another arguement for always walking the roof

from todays inspection

9221 NW 7 St Boca Raton(Grenn) 046.jpg

This is the view from the attic

9221 NW 7 St Boca Raton(Grenn) 038.jpg

Good catch.
Do you normally walk tile roofs?
I walk others, but not tile.
Any problem with breaking tiles?


I walk tile roofs…there are too many items to miss up there.

All the roofs here are all the same right now. White and fluffy.

William, if you would not have slipped and grabed that vent, it would not be broken. :mrgreen::twisted:

Nice find, and how did you stay up there without breaking tiles?:):smiley:

He used his rocket pack of course! It’s the only way to properly inspect a tile roof :mrgreen: We’re now selling them to all inspectors for the low price of $100,000 (includes free cup holder and butt cushion). Let me know if anyone is interested!


Any daily specials coming up?;):slight_smile:

I walk every roof that I can. The only ones I really try to avoid are the clay tile, as they tend to crack easily. The concrete tile roofs are pretty durable and I have no problem with walking on them.

I could throw in a 12 pack to go with the cup holder in case you get thirsty while flying around :mrgreen:

I agree that walking concrete tile roofs is very important if you feel comfortable doing so. Here in AZ we have many, many of them.

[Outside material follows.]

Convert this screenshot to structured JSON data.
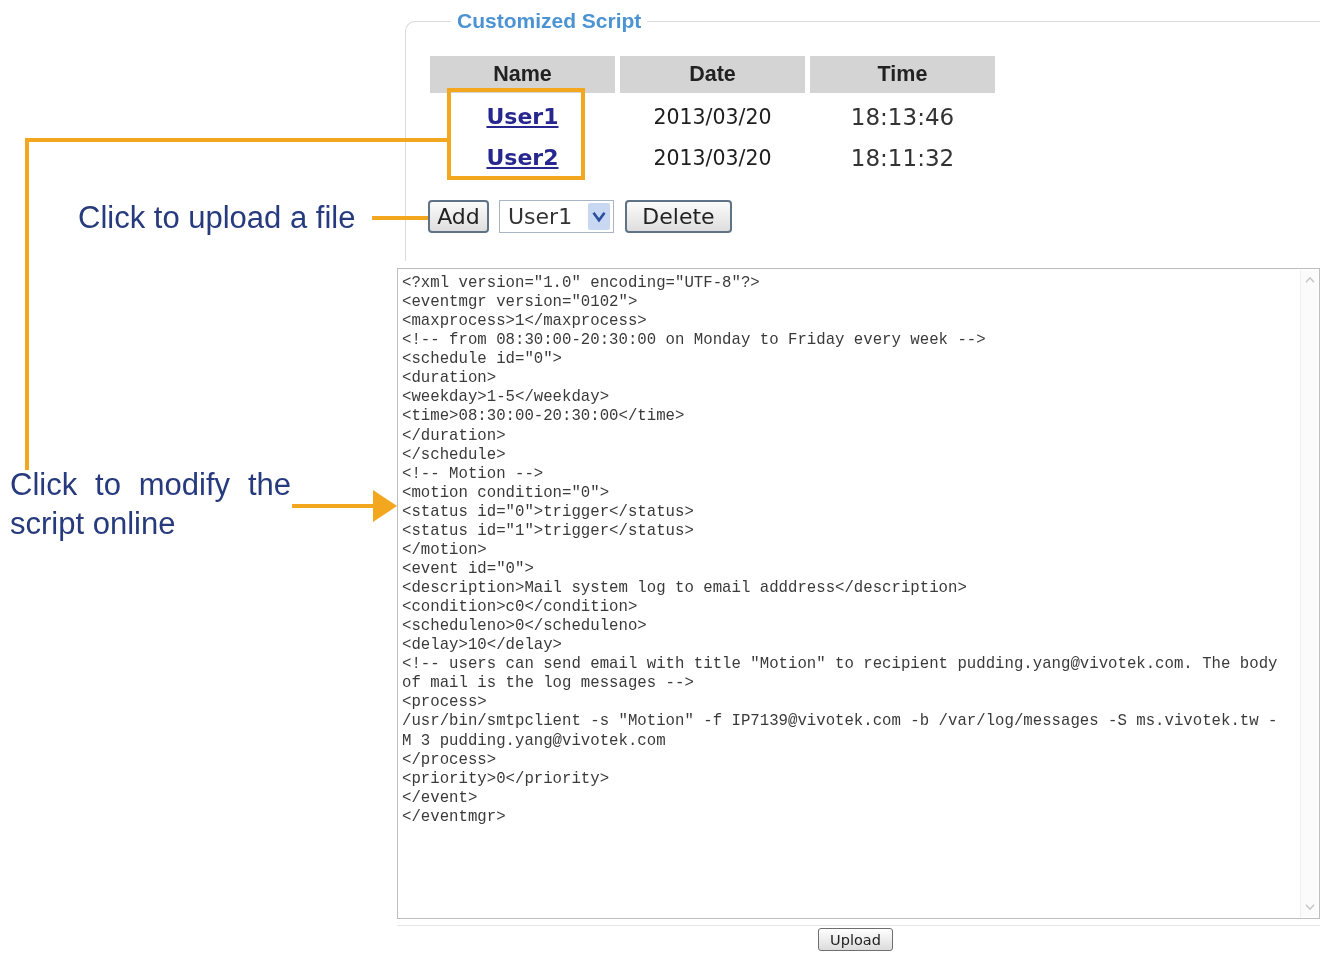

If you have a ladder that is tall enough to allow you to look down and use binoculars to scope every inch that would be visible if walked then that may be an alternative. It could be difficult to image some of the defects though.
Many opinions on this subject and each inspector needs to decide what their comfort level is. Most SOP’s do not require walking roofs and as long as you explain why in your report and inform your client of the limitations you should be fine.

I try to walk only on the dome portion and haven’t broken one yet(knock on wood). I do not walk on cracked or broken ones.

The original Solatube? :slight_smile:

From yesterdays inspection. This is leaking at the stack and the pipe is filled with water.

I walk on nearly all of them…

I have broken a few over the years too! 0 broken tiles in '09 though!! Luckily the times I have broken them there were other issues present and I let the customer know what the deal-i-o was and I would be responsible to the extent of the damage I caused. Even with that, I find enough other issues that I can easily offset the liability created by me walking them to the liability of missing issues with the roof.

As a matter of fact, unless it is fairly new construction, the majority of the time there is something up on the roof that will need repair or at least maintenance.

Here’s a good poll, how many roofs receive “Roof Covering in Acceptable Condition” (or similar) as a percentage of roofs inspected…Meaning that you found no defects and no repairs of any type needed.

3 out of 10 roofs I see have chimney flashing issues that could not possibly be seen without being right on it. But look fine from below.

I walk every roof I can… That’s not to say, however, that in a majority of cases, I simply cannot.

Remember personal safety, as well as ladder safety. The life and limb you save may be your own.

Nice pic. I looked at one similar to that recently.

How often do you break tiles, Russel? Do you pay for the damage when you break them? Do you walk all tiles or use judgment on which to walk?

If it can break… don’t walk it. You have no right to damage the homeowner’s property during an inspection.

Will it break? There are as many answers as there are roof types, but there are no easy answers.

You need to know what you’re doing and be able to evaluate what you’re looking at accurately. InterNACHI offers courses that will help.

Hi Kenton,

In light of a comment about promoting walking roofs, and an injury recently to a fellow Nachi Member and an inspector locally to me, I’ll “walk” lightly on recommending doing so.

At this point in my inspection career, I’m pretty sure I know and am comfortable with what I’m doing, in regards to what types, benefit vs. risk etc. Not to say we can’t all learn more, myself included. That’s why I come here! If you were directing the comment towards me, I certainly don’t walk the very friable tiles, such as clay or many of the concrete that are in visibly poor condition before stepping onto the roof. The other neat one is some of the older homes in CA that were skip sheathed and then tiled, if you’ve stepped on one, you’ll know :slight_smile:

As far as the “If it can break and we have no right to damage” comment. There are many things we do and inherit certain risks, as we all know when it comes to our profession. I agree we have no right to damage property, although I think it’s a stretch to construe that a tile roof should not be walked on the premise that a possibility of breaking a tile exists. What about a cold day? If it’s very cold and say… a roof was sheathed with 7/16 OSB and you step on a seam between 2 pieces of ply while walking a COMP ROOF, are you not possibly damaging it as well?

My point was multi fold, but to include at least: Walking/surveying in/on Roofs, Attics, crawlspaces even walking around a pool etc. have both personal risks and like it or not some risk to the property, that’s why I and I’m sure many here are insured and careful. Something I had also made clear was to be upfront about damage that we may cause. This is true in any circumstance for most of us.

If I’m stating the obvious, I’m wondering specifically what the comment was for is all. If it is a generalization or a specific response I’m curious to know.